## WHAT TO DO
Each line below that carries the string "springframework" must appear in the answer.

## DATA SHOWN
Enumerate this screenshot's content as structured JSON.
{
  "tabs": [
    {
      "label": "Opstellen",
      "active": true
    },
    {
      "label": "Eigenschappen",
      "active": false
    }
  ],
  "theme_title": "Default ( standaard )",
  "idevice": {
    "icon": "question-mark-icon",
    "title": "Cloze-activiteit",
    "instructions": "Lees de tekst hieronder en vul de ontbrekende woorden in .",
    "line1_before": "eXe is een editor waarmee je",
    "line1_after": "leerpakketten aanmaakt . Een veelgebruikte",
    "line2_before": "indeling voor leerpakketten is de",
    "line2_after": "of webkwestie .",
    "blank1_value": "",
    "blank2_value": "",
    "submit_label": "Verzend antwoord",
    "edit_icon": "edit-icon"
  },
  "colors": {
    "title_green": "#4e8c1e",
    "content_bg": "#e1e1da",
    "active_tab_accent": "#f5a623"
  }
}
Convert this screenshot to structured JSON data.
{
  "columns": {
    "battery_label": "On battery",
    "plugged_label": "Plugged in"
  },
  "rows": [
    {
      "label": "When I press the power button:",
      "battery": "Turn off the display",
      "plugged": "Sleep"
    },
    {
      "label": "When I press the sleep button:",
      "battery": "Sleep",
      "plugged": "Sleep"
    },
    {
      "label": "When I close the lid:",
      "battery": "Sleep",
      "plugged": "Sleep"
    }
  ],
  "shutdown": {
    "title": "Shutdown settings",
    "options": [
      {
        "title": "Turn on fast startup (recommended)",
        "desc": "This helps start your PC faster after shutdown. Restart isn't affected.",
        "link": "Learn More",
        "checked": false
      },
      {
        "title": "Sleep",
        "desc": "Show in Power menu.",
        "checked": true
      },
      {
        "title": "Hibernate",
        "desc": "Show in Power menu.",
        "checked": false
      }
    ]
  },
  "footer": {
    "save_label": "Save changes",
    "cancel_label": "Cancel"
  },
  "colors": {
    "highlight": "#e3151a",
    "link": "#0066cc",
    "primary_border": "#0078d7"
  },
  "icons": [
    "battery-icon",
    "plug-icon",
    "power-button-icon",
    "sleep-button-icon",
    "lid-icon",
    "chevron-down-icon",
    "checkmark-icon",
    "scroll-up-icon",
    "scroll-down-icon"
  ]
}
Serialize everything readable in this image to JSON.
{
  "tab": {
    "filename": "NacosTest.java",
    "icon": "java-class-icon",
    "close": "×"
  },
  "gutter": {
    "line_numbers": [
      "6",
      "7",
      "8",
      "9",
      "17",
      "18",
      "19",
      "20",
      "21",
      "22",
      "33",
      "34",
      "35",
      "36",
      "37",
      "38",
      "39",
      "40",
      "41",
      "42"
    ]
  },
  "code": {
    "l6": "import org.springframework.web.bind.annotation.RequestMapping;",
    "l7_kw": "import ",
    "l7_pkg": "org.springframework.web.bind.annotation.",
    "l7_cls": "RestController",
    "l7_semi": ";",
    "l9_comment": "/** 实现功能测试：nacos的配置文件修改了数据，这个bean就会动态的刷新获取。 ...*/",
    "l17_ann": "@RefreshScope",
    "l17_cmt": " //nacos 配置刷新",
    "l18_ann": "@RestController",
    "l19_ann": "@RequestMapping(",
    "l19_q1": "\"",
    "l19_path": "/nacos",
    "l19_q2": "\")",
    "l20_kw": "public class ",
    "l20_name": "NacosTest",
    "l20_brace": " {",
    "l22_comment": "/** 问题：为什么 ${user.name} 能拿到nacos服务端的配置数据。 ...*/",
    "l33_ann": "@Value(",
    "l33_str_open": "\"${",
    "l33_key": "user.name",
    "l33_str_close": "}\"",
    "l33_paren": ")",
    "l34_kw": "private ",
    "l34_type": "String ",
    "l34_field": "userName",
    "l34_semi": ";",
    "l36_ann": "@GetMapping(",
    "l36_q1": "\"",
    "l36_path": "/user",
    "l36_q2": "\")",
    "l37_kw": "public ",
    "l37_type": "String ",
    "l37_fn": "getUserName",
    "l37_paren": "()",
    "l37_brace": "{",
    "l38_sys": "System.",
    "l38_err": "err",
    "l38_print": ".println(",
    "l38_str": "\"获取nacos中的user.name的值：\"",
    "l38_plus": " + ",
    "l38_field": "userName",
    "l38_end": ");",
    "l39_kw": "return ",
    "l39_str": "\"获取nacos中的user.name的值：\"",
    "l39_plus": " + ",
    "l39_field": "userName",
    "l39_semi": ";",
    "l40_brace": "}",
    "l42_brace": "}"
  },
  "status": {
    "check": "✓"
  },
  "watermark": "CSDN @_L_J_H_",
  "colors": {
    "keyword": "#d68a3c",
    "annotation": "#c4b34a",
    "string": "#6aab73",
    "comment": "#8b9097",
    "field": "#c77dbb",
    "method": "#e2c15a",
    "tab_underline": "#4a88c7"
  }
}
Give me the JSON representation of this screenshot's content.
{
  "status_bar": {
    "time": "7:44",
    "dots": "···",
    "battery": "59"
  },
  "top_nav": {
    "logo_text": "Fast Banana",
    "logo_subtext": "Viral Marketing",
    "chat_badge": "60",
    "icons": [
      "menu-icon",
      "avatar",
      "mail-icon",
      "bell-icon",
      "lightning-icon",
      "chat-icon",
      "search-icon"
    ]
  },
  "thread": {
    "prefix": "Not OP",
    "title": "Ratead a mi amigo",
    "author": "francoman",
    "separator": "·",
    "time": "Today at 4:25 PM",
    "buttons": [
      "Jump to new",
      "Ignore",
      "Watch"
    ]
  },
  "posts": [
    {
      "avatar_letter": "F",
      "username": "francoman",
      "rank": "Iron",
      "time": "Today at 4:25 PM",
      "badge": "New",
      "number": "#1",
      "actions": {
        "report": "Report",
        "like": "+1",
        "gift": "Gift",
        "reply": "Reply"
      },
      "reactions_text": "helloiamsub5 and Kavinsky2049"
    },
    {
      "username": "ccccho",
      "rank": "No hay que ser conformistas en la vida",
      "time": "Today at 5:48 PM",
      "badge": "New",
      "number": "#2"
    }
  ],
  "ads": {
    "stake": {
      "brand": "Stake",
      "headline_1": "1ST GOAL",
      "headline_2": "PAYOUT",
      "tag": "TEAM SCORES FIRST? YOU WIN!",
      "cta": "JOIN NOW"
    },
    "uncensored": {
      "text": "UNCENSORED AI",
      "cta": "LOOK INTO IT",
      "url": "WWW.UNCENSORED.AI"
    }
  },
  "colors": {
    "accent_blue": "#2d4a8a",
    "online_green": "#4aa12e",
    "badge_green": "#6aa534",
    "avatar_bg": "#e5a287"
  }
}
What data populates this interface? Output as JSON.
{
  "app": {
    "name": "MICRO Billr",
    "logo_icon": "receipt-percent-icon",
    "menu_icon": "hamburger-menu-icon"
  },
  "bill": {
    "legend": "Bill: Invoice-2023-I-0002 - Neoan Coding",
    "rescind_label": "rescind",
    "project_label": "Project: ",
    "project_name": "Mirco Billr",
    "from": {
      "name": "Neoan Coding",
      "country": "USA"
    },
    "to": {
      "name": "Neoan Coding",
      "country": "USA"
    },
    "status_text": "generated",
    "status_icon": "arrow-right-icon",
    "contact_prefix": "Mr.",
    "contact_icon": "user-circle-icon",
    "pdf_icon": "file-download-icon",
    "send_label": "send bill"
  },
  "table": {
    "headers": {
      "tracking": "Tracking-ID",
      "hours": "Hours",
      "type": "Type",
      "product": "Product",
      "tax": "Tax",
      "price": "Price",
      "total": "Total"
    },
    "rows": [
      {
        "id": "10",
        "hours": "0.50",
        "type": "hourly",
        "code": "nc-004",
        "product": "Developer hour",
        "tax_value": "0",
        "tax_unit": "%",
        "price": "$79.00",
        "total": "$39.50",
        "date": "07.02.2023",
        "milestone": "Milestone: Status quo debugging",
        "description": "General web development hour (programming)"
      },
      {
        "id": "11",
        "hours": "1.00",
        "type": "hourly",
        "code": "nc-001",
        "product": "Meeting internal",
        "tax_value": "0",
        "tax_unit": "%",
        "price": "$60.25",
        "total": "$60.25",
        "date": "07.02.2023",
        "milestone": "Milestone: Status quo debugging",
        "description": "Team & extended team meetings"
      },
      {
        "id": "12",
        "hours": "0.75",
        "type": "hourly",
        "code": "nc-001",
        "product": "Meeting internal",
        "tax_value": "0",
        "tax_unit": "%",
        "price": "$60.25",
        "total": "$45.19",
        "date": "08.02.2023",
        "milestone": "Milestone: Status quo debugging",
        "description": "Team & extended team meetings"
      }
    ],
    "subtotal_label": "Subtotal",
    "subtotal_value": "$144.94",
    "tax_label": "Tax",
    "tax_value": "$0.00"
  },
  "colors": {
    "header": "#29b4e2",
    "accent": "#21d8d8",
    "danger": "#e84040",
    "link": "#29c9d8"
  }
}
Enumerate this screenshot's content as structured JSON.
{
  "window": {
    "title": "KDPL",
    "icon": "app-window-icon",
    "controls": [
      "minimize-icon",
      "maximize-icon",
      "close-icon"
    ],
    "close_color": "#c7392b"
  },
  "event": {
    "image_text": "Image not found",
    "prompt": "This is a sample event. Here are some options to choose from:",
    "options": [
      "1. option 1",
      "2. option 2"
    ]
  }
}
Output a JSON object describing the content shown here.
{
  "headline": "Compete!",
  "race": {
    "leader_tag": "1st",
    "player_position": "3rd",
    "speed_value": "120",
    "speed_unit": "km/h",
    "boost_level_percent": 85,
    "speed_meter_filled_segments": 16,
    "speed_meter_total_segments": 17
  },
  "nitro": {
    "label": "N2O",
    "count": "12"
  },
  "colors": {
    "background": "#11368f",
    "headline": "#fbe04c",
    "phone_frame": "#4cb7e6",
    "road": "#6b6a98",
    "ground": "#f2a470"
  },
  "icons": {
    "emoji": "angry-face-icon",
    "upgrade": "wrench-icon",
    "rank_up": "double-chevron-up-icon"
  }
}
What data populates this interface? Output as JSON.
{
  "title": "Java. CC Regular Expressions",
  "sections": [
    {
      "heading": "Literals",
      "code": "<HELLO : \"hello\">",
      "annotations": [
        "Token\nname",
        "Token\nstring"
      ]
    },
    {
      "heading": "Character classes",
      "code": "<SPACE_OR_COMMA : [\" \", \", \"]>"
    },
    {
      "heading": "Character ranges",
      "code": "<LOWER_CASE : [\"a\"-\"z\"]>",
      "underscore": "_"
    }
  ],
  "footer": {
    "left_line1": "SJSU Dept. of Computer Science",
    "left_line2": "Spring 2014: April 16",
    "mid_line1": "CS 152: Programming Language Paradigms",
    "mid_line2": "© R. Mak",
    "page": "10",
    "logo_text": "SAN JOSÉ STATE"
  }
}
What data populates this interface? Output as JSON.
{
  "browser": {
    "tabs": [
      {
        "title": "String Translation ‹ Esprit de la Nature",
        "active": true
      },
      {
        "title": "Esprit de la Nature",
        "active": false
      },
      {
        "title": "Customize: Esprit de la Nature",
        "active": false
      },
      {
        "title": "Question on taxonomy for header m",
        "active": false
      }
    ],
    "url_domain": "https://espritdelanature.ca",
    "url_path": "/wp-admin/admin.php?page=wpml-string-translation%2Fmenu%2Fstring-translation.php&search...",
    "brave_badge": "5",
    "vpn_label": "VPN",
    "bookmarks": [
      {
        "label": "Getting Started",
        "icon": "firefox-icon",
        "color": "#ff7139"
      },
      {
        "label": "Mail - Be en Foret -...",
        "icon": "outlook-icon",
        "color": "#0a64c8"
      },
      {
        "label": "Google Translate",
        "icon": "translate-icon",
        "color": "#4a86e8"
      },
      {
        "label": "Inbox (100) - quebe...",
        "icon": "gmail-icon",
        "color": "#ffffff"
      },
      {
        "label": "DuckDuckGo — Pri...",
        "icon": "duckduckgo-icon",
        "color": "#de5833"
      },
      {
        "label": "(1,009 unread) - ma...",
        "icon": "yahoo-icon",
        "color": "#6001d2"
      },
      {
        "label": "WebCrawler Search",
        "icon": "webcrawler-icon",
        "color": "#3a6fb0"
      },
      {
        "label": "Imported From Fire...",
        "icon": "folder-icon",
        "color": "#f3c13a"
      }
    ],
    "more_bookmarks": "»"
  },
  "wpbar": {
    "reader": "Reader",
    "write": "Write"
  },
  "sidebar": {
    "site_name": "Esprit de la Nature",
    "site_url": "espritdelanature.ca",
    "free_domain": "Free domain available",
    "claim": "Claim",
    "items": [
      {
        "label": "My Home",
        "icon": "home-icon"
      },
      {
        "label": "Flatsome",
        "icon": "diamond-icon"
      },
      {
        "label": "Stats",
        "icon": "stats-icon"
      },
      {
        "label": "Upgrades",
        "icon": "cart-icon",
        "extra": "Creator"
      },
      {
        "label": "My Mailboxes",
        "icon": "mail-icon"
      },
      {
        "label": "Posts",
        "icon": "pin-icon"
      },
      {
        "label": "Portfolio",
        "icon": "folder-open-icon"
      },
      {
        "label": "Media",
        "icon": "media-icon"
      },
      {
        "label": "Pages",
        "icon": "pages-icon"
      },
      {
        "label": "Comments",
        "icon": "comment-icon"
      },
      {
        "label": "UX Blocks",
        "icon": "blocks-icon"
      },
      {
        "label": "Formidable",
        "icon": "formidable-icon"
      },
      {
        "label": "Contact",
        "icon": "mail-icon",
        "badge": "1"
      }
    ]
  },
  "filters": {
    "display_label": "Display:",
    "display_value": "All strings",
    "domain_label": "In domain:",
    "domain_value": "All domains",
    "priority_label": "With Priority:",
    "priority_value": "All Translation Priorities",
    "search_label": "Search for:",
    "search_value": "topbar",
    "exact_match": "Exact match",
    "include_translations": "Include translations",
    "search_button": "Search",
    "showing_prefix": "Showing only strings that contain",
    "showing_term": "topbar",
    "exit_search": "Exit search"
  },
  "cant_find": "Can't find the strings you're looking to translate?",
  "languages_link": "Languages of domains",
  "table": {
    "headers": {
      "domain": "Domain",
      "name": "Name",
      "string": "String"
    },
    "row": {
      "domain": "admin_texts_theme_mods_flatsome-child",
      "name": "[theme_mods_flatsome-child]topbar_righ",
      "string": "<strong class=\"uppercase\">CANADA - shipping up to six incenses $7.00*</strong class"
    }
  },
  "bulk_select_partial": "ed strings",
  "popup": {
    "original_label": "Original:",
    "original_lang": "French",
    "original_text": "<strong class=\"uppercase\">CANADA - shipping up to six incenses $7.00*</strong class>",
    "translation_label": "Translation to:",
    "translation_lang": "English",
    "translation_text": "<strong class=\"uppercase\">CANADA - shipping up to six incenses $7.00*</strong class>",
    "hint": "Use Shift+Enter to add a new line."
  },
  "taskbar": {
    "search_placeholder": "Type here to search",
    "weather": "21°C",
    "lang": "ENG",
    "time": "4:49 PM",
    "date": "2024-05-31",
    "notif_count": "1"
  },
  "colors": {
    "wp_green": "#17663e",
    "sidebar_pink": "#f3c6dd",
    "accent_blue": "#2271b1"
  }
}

## YOUR RESPONSE
    "l6": "import org.springframework.web.bind.annotation.RequestMapping;",
    "l7_pkg": "org.springframework.web.bind.annotation.",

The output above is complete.